Fujifilm’s newly promoted President and Managing Director of Fujifilm in Europe, Toshi Iida, has spoken in an interview with Amateur Photographer. In it, they talk about how Fuji’s dealt with COVID-19 and their “significantly better” performance this year compared with the rest of the industry. They also spoke about the future, including Fuji’s decision to stick with APS-C going forward.
It’s always the way with Fuji, just after they announce a new camera and owners of its predecessor get all excited and pre-order, they release a new firmware to update the old one to perform almost as well as the new one. And, they’ve done it again with the Fuji X-T3, this time with the v4.00 firmware update that they claim gives it the same autofocus performance of the new Fuji X-T4.
One of the most useful features to be added to digital cameras in the last few years is in-body image stabilisation, or “IBIS”. Some companies have implemented extremely good implementations over the years while others have only jumped into the IBIS game recently and are still playing catch up. But regardless of which category they fall into, all companies are actively working to improve it.

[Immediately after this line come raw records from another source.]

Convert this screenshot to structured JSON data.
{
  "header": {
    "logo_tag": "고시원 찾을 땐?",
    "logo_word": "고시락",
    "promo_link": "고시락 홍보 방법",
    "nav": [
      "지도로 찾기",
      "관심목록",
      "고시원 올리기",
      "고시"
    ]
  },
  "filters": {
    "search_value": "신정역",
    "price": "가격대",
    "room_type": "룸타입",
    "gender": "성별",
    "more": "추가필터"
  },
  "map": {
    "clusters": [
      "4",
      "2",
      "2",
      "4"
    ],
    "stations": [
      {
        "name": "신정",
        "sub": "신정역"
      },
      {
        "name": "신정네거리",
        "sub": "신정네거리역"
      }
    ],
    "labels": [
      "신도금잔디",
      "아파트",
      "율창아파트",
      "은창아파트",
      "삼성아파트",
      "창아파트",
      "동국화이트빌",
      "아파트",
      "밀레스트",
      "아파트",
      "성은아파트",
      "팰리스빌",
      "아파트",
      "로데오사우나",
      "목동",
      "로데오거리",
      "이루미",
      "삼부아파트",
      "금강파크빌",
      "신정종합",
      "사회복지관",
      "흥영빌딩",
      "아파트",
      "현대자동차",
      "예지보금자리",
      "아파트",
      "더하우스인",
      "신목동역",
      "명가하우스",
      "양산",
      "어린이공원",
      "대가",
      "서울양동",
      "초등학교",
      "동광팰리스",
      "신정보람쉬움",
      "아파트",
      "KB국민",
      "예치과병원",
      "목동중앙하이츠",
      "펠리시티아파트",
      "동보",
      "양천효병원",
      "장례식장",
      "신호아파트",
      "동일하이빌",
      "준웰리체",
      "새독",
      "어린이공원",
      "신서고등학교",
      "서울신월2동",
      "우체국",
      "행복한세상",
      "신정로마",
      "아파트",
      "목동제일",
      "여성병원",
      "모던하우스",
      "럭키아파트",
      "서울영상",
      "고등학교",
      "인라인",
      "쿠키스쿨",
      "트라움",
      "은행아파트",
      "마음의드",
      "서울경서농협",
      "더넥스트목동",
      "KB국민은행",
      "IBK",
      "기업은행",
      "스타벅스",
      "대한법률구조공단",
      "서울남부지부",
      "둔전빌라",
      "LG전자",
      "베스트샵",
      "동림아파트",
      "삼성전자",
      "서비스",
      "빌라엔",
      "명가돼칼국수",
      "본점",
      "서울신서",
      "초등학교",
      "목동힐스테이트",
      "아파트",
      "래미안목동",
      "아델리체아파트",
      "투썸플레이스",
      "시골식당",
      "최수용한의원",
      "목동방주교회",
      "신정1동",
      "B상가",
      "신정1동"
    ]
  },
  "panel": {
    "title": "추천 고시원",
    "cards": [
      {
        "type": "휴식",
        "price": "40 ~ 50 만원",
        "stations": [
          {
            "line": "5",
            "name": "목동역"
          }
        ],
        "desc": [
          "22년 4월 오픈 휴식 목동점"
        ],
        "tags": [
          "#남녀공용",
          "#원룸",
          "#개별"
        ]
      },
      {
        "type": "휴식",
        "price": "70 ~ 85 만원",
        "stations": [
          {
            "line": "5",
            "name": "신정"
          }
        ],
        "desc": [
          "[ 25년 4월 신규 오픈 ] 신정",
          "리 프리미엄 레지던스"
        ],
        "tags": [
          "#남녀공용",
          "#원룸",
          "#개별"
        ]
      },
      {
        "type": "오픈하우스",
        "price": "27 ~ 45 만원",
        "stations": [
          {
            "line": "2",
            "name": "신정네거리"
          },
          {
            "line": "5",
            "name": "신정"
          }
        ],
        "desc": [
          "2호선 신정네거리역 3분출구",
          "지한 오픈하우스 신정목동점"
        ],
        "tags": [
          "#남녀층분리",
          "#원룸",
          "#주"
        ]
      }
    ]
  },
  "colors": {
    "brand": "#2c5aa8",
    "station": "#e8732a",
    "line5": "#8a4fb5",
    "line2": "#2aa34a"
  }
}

We recently got a behind the scenes look at the Olympus IBIS system and how it’s grown over the years, and now Fuji has also posted a video going over the evolution of its IBIS system, to coincide with the release of the recently announced new Fuji X-S10 – which has a scaled-down, but very impressive looking IBIS system offering up to six stops of stabilisation.
We already knew it was coming, thanks to Nokishita, but now Fuji’s made it official and announced their new Fujifilm X-S10 mid-range APS-C mirrorless camera. And it’s pretty much exactly as the leaked specs and photos said it would be. Essentially, it’s a low budget X-T4 with much of the same (or close) capability.
It packs many of the still-shooting features of Fuji’s X-T4 into a smaller and more affordable body ($1,699 vs $999). It has the same 26-megapixel X-Trans sensor and X-Processor 4 as the X-T4, but with a new in-body image stabilisation system that’s significantly smaller yet still offers up to six stops of stabilising capability.
We’re basically hours away from the announcement of the Fujifilm X-S10. However, a full press release, specs, and photos have already leaked. If you’re curious about what Fujifilm brings in the latest mirrorless camera, let’s check it out.
Now that the new Fujifilm XF 50mm f/1 R WR is finally released, aren’t you curious to see how it performs? What’s the autofocus like? How does the lens perform when the aperture’s wide open? What does the bokeh look like? What about video capabilities? Well, we have brought together a few great hands-on videos that should answer all of your questions.
Those fast f/1.0 Fuji lenses have been rumoured for a long time. Fuji Rumors posted about an XF 33mm f/1.0 lens that would offer a similar field of view on Fuji X cameras to a 50mm lens on full-frame way back in 2015. Then it was added to the Fuji roadmap in 2018, with price leaks last year before the lens was cancelled completely.
Fuji might have given up on the XF33mm f/1.0, but it hasn’t given up on f/1.0 lenses entirely. The XF50mm f/1.0 was announced just a couple of months ago and is expected to come in at a relatively inexpensive $1,500. But those weren’t the only f/1.0 lenses Fuji’s been working on. Hi Lows Note has just uncovered a new patent describing 30mm, 33mm and 35mm f/1.0 lenses.